Activity: A verbatim copy of the listing is the expected output.
**** Dataset excerpts ****
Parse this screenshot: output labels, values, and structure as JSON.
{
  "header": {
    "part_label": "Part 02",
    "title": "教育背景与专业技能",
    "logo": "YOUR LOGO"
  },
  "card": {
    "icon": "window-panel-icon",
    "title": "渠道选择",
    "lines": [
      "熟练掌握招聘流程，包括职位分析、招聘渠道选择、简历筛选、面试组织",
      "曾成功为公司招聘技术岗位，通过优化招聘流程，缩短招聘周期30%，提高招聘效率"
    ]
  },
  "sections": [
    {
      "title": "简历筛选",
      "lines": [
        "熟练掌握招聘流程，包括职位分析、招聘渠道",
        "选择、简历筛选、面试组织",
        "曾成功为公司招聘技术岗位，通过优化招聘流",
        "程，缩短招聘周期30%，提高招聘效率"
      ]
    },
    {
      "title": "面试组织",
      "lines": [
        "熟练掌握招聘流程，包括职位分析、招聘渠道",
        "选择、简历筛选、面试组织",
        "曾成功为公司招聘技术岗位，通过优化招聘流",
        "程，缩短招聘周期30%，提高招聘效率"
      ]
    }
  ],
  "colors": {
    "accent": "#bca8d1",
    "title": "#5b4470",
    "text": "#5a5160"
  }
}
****
Answer section:
Parse this screenshot: output labels, values, and structure as JSON.
{
  "header": {
    "part_label": "Part 02",
    "title": "教育背景与专业技能",
    "logo": "YOUR LOGO"
  },
  "card": {
    "icon": "window-panel-icon",
    "title": "渠道选择",
    "lines": [
      "熟练掌握招聘流程，包括职位分析、招聘渠道选择、简历筛选、面试组织",
      "曾成功为公司招聘技术岗位，通过优化招聘流程，缩短招聘周期30%，提高招聘效率"
    ]
  },
  "sections": [
    {
      "title": "简历筛选",
      "lines": [
        "熟练掌握招聘流程，包括职位分析、招聘渠道",
        "选择、简历筛选、面试组织",
        "曾成功为公司招聘技术岗位，通过优化招聘流",
        "程，缩短招聘周期30%，提高招聘效率"
      ]
    },
    {
      "title": "面试组织",
      "lines": [
        "熟练掌握招聘流程，包括职位分析、招聘渠道",
        "选择、简历筛选、面试组织",
        "曾成功为公司招聘技术岗位，通过优化招聘流",
        "程，缩短招聘周期30%，提高招聘效率"
      ]
    }
  ],
  "colors": {
    "accent": "#bca8d1",
    "title": "#5b4470",
    "text": "#5a5160"
  }
}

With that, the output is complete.